The Supreme Court of the United States has denied certiorari in two important Florida death penalty appeals, which questioned current jury instructions given in capital cases.
SCOTUS Dissent in Challenge to Florida Jury Instructions in Death Penalty Cases
From Justice Sotomayer, a dissent joined by Justice Ginsburg and Justice Breyer, stating in part:
“At least twice now, capital defendants in Florida have raised an important Eighth Amendment challenge to their death sentences that the Florida Supreme Court has failed to address.

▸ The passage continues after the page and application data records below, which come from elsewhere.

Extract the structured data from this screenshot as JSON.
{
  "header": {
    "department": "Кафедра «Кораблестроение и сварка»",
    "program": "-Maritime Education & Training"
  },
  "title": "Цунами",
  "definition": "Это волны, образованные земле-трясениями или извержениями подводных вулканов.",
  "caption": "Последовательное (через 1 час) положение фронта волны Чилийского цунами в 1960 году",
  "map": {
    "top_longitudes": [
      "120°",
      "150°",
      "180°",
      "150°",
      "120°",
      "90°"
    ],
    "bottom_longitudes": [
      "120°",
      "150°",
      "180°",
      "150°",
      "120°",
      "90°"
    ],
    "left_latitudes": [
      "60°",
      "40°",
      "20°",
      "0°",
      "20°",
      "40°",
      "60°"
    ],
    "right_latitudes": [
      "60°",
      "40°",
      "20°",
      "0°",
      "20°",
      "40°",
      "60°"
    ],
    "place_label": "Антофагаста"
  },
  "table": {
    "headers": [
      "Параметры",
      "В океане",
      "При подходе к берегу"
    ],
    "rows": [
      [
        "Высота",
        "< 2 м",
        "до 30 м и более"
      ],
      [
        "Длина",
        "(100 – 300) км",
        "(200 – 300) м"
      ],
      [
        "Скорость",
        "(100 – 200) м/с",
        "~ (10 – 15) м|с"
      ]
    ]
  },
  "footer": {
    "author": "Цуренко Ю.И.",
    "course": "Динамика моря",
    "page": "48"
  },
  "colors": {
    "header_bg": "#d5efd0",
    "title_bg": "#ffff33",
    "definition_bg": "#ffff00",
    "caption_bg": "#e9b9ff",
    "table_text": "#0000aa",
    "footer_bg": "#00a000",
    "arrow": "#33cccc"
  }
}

Specifically, those capital defendants, petitioners here, argue that the jury instructions in their cases impermissibly diminished the jurors’ sense of responsibility as to the ultimate determination of death by repeatedly emphasizing that their verdict was merely advisory. “This Court has always premised its capital punishment decisions on the assumption that a capital sentencing jury recognizes the gravity of its task,” and we have thus found unconstitutional under the Eighth Amendment comments that “minimize the jury’s sense of responsibility for determining the appropriateness of death.” Caldwell v. Mississippi, 472 U. S. 320, 341 (1985). ….
“Because petitioners here raised a potentially meritorious Eighth Amendment challenge to their death sentences, and because the stakes in capital cases are too high to ignore such constitutional challenges, I dissent from the Court’s refusal to correct that error.”
Read the full dissent in Truehill v. Florida / Oliver v. Florida, placed for future reference in the Terence Lenamon Online Library: